By M. K. Kaya and Svante E. Cornell (vol. 1, no. 12 of the Turkey Analyst)
Like most other states, Turkey was hard pressed to respond to the war in Georgia. For Turkey, the war threatened its position in the Caucasus, as well as its long-term objective of becoming a hub of European energy transportation. Prime Minister Erdogan chose to moment in order to promote a form of Caucasian alliance - a well-intentioned but somewhat surreal proposal in the middle of a raging war. The crisis exposed the government's lack of attention to the Caucasus, and the need for a serious rethink of Turkey's role there
By the Editors (vol. 1, no. 5 of the Turkey Analyst)
Realizing the rising need for the transportation of the Caspian Basin’s energy resources to world markets in the 1990s, Turkish decision-makers claimed that “Turkey should become an energy corridor and an energy hub for producer and consumer countries”. All recent governments have to different degrees supported this vision. Turkey’s energy hub prospects were boosted by the rapid developments in the Turkish economy, which created an increasing demand for energy resources, and forced the “Energy Strategy” to the focal point of political and bureaucratic circles.
by Halil M. Karaveli (vol. 6, no. 8 of the Turkey Analyst)
The imperative to secure energy supplies and the prospect of continued economic growth entice the Turkish state to seek a democratic resolution of the country’s ethnic conflict. Turkey remains determined to deepen the economic integration with the self governing, oil-rich Kurdish region in northern Iraq, and that in turn makes it necessary to seek reconciliation with the Kurds of Turkey. But it should not be assumed that the prospect of future gains, in terms of prosperity and power, made possible in part by secured access to Kurdish oil, will defuse the Turkish nationalist backlash that is building up. Coping with a nationalist psychology that does not necessarily heed what is “rational” is going to be a major challenge for Turkey’s peacemakers.
by Ben Welch (vol. 6, no. 2 of the Turkey Analyst)
Much is made of the grand strategy of the Turkish-Kurdish energy puzzle, particularly by those focused on the geopolitical concept of Turkey as post-Cold War Europe’s energy ‘hub’ – a role which has had increasing prominence since the nascence of the Baku-Tbilisi-Ceyhan pipeline in the early 1990s. However, at the heart of the matter is something more pressing – Turkey’s need to find sustainable and secure energy to perpetuate its decade-long growth-spurt. This is supported by Ankara’s desire to turn its infrastructure, and Istanbul’s financial markets, into a sophisticated regional energy trading centre.

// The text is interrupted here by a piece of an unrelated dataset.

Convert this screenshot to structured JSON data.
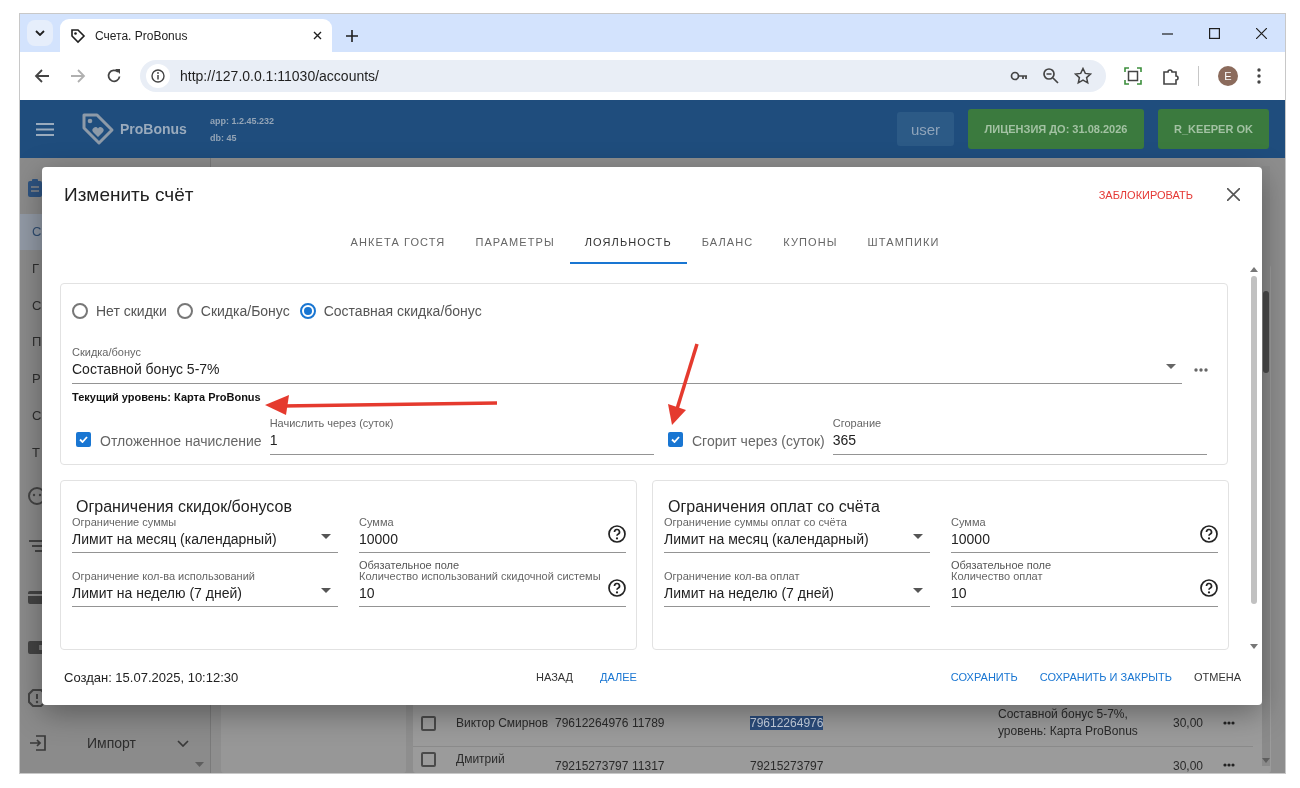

The Turkey Analyst is a publication of the Central Asia-Caucasus Institute & Silk Road Studies Joint Center, designed to bring authoritative analysis and news on the rapidly developing domestic and foreign policy issues in Turkey. It includes topical analysis, as well as a summary of the Turkish media debate.